February Stashdown Report

Hey, I almost forgot to do my first monthly Stashdown Report! This is a part of my goal for 2010 to use up more yards of yarn than I buy. In February did better than I did in January and even have pretty good excuses for my purchases. I took a trip to WEBS to meetup with my Harry Potter crafting game friends, so I took the opportunity to get a few things that I knew I couldn't get at my LYS. Then The Periwinkle Sheep had a closeout sale on her merino sport yarn and, well, I couldn't let that get away from me (she still has a couple skeins left!). And last but not least, I did buy some yarn for a crochet sock race challenge that begins tomorrow. I'm one of seven people from my group racing three other groups of seven to produce a pair of crocheted socks. The pattern release is in about 14 hours, which is 3am my time! I kept waking up last night and looking at the clock, even though it was a night early. I don't think I'll be able to stop myself from getting up and beginning when the pattern is released! I also received a gift of a beautiful skein of sock yarn. I am a very lucky person.

Now on the exciting flip side we have the yarn that I've used up! I've blogged about some of these but not others. I gave away a bag full of different eyelash and novelty yarns to one of my House Cup friends, Vertigo, who was at the WEBS meetup. That was pretty exciting, because they've been here lurking in the stash for a couple years doing nothing and she is using them to make pet beds.

I made a house colors cup cozy for those too-hot coffee cups, my Hufflepuff rat of course, coasters, two pairs of socks (one pair here), a beaded bracelet, a colorwork hat, and I finally finished the Saoirse Shawl I started last October. Phew!! A pretty productive month.

So now for the numbers...

February yarn in: 5975 yards
February yarn out: 2988.2 yards
Year-to-date in: 10,508 yards
Year-to-date out: 3491.7 yards

Yards to go until I break even: 7,017 yards

As you can see... I have some crafting to do.

Monday, March 1, 2010

One more thing!

Today is the last day to sign up for the Evenstar Mystery Shawl KAL. I signed up last night on a whim - it's a circular shawl, clues every other week, optional beaded edging, and 1700 yards of laceweight. The pictures of progress so far up on Ravelry are gorgeous! So I took the plunge and signed up. I'll probably start it in May (to use as a three-month project for the Harry Potter game) but the pattern won't be released to everyone until June.

What next??

I took the opportunity during the Ravelympics to wrap up a few things that had been rattling around in my brain or WIP basket for far too long.
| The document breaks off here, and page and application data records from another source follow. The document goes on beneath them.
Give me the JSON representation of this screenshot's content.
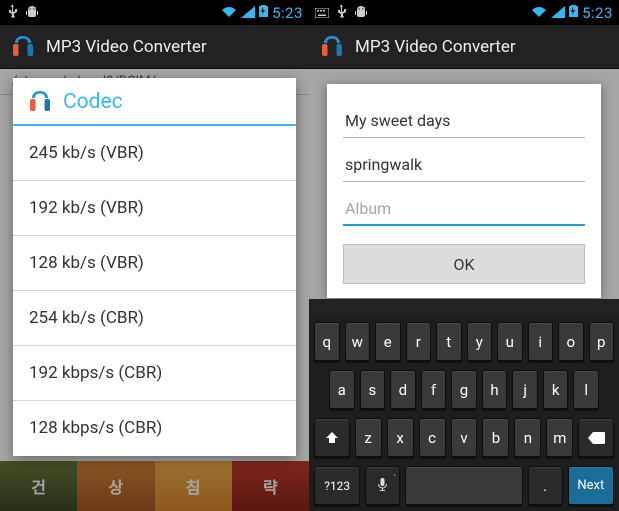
{
  "status": {
    "time": "5:23",
    "icons_left": [
      "usb",
      "android-debug"
    ],
    "icons_left_right_variant": [
      "keyboard",
      "usb",
      "android-debug"
    ],
    "icons_right": [
      "wifi",
      "signal",
      "battery-charging"
    ]
  },
  "action_bar": {
    "title": "MP3 Video Converter"
  },
  "left_panel": {
    "path": "/storage/sdcard0/DCIM/",
    "dialog_title": "Codec",
    "options": [
      "245 kb/s (VBR)",
      "192  kb/s (VBR)",
      "128  kb/s (VBR)",
      "254 kb/s (CBR)",
      "192 kbps/s (CBR)",
      "128 kbps/s (CBR)"
    ],
    "ads": [
      "건",
      "상",
      "침",
      "략"
    ]
  },
  "right_panel": {
    "fields": {
      "title": "My sweet days",
      "artist": "springwalk",
      "album_value": "",
      "album_placeholder": "Album"
    },
    "ok_label": "OK"
  },
  "keyboard": {
    "row1": [
      "q",
      "w",
      "e",
      "r",
      "t",
      "y",
      "u",
      "i",
      "o",
      "p"
    ],
    "row2": [
      "a",
      "s",
      "d",
      "f",
      "g",
      "h",
      "j",
      "k",
      "l"
    ],
    "row3_letters": [
      "z",
      "x",
      "c",
      "v",
      "b",
      "n",
      "m"
    ],
    "switch": "?123",
    "punct": [
      ",",
      "."
    ],
    "next": "Next"
  }
}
I ripped out six partial projects that I just didn't love anymore or would have a better future as something else.


I crocheted an adult-sized pair of socks for the first time.


I finished the knitting on a WIP that I started last October, the marathon Saoirse Shawl. I still need to sew the pieces together, weave in the ends, and send it for a dip in some warm water, but for Ravelympics purposes the project is done, done, done, finally at last it is done! Finished photos to come, of course.
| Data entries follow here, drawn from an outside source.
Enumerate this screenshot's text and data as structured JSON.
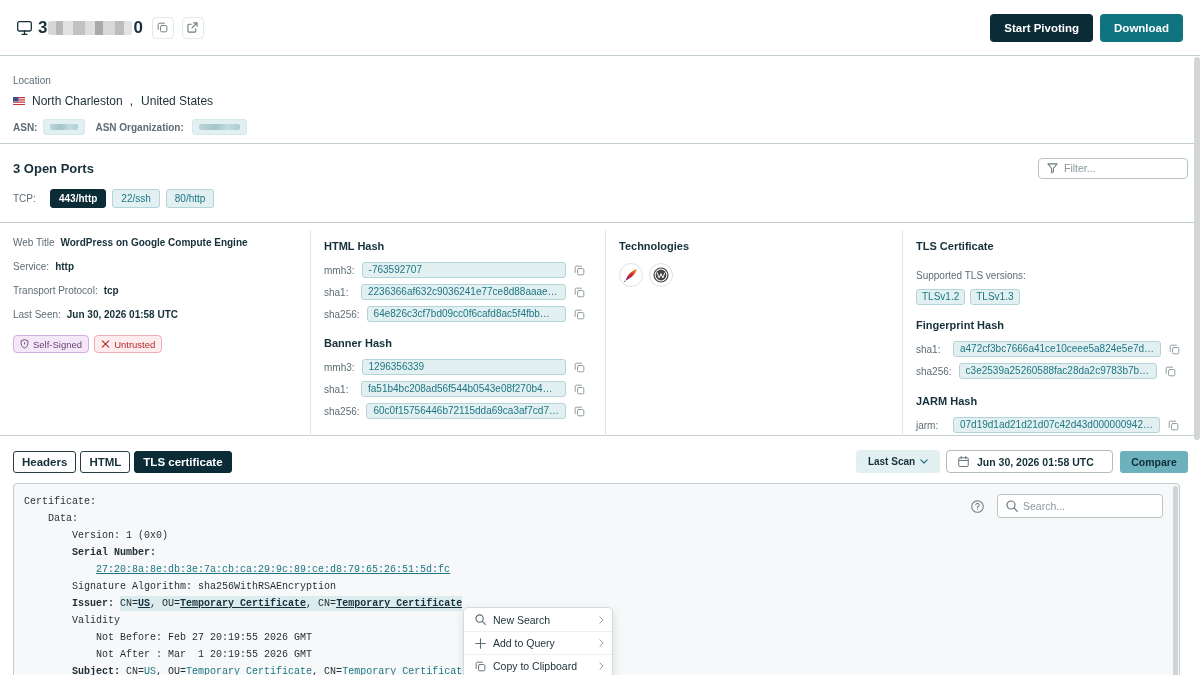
{
  "header": {
    "ip": {
      "start": "3",
      "redacted": true,
      "end": "0"
    },
    "actions": [
      {
        "label": "Start Pivoting",
        "kind": "primary"
      },
      {
        "label": "Download",
        "kind": "secondary"
      }
    ]
  },
  "location": {
    "label": "Location",
    "city": "North Charleston",
    "separator": ",",
    "country": "United States",
    "asn": {
      "label": "ASN:",
      "redacted": true
    },
    "asn_organization": {
      "label": "ASN Organization:",
      "redacted": true
    }
  },
  "ports": {
    "title": "3 Open Ports",
    "filter": {
      "placeholder": "Filter..."
    },
    "protocol": "TCP:",
    "items": [
      {
        "label": "443/http",
        "selected": true
      },
      {
        "label": "22/ssh",
        "selected": false
      },
      {
        "label": "80/http",
        "selected": false
      }
    ]
  },
  "service": {
    "fields": [
      {
        "label": "Web Title",
        "value": "WordPress on Google Compute Engine"
      },
      {
        "label": "Service:",
        "value": "http"
      },
      {
        "label": "Transport Protocol:",
        "value": "tcp"
      },
      {
        "label": "Last Seen:",
        "value": "Jun 30, 2026 01:58 UTC"
      }
    ],
    "badges": [
      {
        "label": "Self-Signed",
        "kind": "shield"
      },
      {
        "label": "Untrusted",
        "kind": "cross"
      }
    ]
  },
  "hashes": [
    {
      "title": "HTML Hash",
      "rows": [
        {
          "label": "mmh3:",
          "value": "-763592707"
        },
        {
          "label": "sha1:",
          "value": "2236366af632c9036241e77ce8d88aaae…"
        },
        {
          "label": "sha256:",
          "value": "64e826c3cf7bd09cc0f6cafd8ac5f4fbb…"
        }
      ]
    },
    {
      "title": "Banner Hash",
      "rows": [
        {
          "label": "mmh3:",
          "value": "1296356339"
        },
        {
          "label": "sha1:",
          "value": "fa51b4bc208ad56f544b0543e08f270b4…"
        },
        {
          "label": "sha256:",
          "value": "60c0f15756446b72115dda69ca3af7cd7…"
        }
      ]
    }
  ],
  "technologies": {
    "title": "Technologies",
    "items": [
      {
        "kind": "feather"
      },
      {
        "kind": "wlogo"
      }
    ]
  },
  "tls": {
    "title": "TLS Certificate",
    "versions_label": "Supported TLS versions:",
    "versions": [
      "TLSv1.2",
      "TLSv1.3"
    ],
    "groups": [
      {
        "title": "Fingerprint Hash",
        "rows": [
          {
            "label": "sha1:",
            "value": "a472cf3bc7666a41ce10ceee5a824e5e7d…"
          },
          {
            "label": "sha256:",
            "value": "c3e2539a25260588fac28da2c9783b7b…"
          }
        ]
      },
      {
        "title": "JARM Hash",
        "rows": [
          {
            "label": "jarm:",
            "value": "07d19d1ad21d21d07c42d43d000000942…"
          }
        ]
      }
    ]
  },
  "viewer": {
    "tabs": [
      {
        "label": "Headers",
        "selected": false
      },
      {
        "label": "HTML",
        "selected": false
      },
      {
        "label": "TLS certificate",
        "selected": true
      }
    ],
    "scan_select": "Last Scan",
    "date": "Jun 30, 2026 01:58 UTC",
    "compare": "Compare",
    "search": {
      "placeholder": "Search..."
    },
    "certificate": [
      {
        "segments": [
          {
            "kind": "text",
            "text": "Certificate:"
          }
        ],
        "highlighted": false,
        "children": [
          {
            "segments": [
              {
                "kind": "text",
                "text": "Data:"
              }
            ],
            "highlighted": false,
            "children": [
              {
                "segments": [
                  {
                    "kind": "text",
                    "text": "Version: 1 (0x0)"
                  }
                ],
                "highlighted": false
              },
              {
                "segments": [
                  {
                    "kind": "key",
                    "text": "Serial Number:"
                  }
                ],
                "highlighted": false,
                "children": [
                  {
                    "segments": [
                      {
                        "kind": "link",
                        "text": "27:20:8a:8e:db:3e:7a:cb:ca:29:9c:89:ce:d8:79:65:26:51:5d:fc"
                      }
                    ],
                    "highlighted": false
                  }
                ]
              },
              {
                "segments": [
                  {
                    "kind": "text",
                    "text": "Signature Algorithm: sha256WithRSAEncryption"
                  }
                ],
                "highlighted": false
              },
              {
                "segments": [
                  {
                    "kind": "key",
                    "text": "Issuer:"
                  },
                  {
                    "kind": "text",
                    "text": "CN="
                  },
                  {
                    "kind": "link",
                    "text": "US"
                  },
                  {
                    "kind": "text",
                    "text": ", OU="
                  },
                  {
                    "kind": "link",
                    "text": "Temporary Certificate"
                  },
                  {
                    "kind": "text",
                    "text": ", CN="
                  },
                  {
                    "kind": "link",
                    "text": "Temporary Certificate"
                  }
                ],
                "highlighted": true
              },
              {
                "segments": [
                  {
                    "kind": "text",
                    "text": "Validity"
                  }
                ],
                "highlighted": false,
                "children": [
                  {
                    "segments": [
                      {
                        "kind": "text",
                        "text": "Not Before: Feb 27 20:19:55 2026 GMT"
                      }
                    ],
                    "highlighted": false
                  },
                  {
                    "segments": [
                      {
                        "kind": "text",
                        "text": "Not After : Mar  1 20:19:55 2026 GMT"
                      }
                    ],
                    "highlighted": false
                  }
                ]
              },
              {
                "segments": [
                  {
                    "kind": "key",
                    "text": "Subject:"
                  },
                  {
                    "kind": "text",
                    "text": "CN="
                  },
                  {
                    "kind": "link",
                    "text": "US"
                  },
                  {
                    "kind": "text",
                    "text": ", OU="
                  },
                  {
                    "kind": "link",
                    "text": "Temporary Certificate"
                  },
                  {
                    "kind": "text",
                    "text": ", CN="
                  },
                  {
                    "kind": "link",
                    "text": "Temporary Certificat"
                  }
                ],
                "highlighted": false
              }
            ]
          }
        ]
      }
    ]
  },
  "context_menu": {
    "items": [
      {
        "label": "New Search",
        "kind": "search",
        "submenu": true
      },
      {
        "label": "Add to Query",
        "kind": "add",
        "submenu": true
      },
      {
        "label": "Copy to Clipboard",
        "kind": "copy",
        "submenu": true
      }
    ]
  }
}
I overdyed two types of Brown Sheep yarn, a skein of Lamb's Pride Bulky and a skein of Nature Spun. Unfortunately, in photographs it's practically impossible to tell that the yarns are now both deeper blue all over and have new purple splotches. It isn't what I was going for, but I like it. I might dye it again though and go for more purple so it doesn't look quite as much like an accident.

Bulky Before and After
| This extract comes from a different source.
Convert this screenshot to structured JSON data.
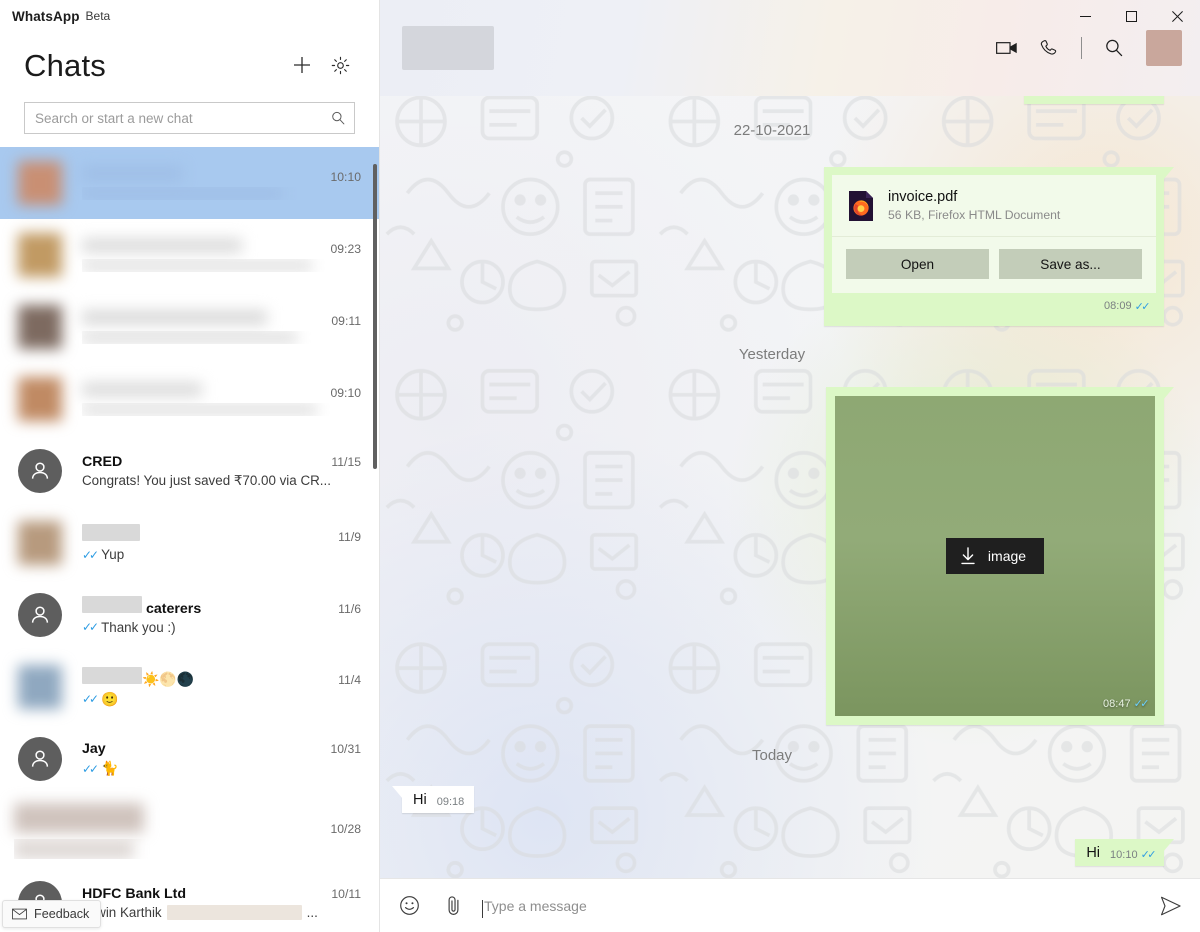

Nature Spun Before and After

I also dyed a 50g skein of sock yarn that I just love. I used yellow and orange food coloring. Spike has stolen this skein to put on my sweater drying rack twice - I guess he likes it too. This skein's fate is with a skein of black in colorwork, but I'm not sure what just yet - maybe Endpaper Mitts.


And for one of the designer events, I wrote down the pattern for some crochet mitts I made in January. I want to have it tested before releasing it into the wild, but the part where I get the initial thoughts onto a page is done. Pictures and making sure other people understand it, well, I have no idea how much of a challenge that will be...

So what's next? I'll be making a child-sized Saoirse Shawl, a pair of lime green mittens, a beaded necklace or two, finishing my Laminaria, and some sewing! Yes, sewing! March is going to be great!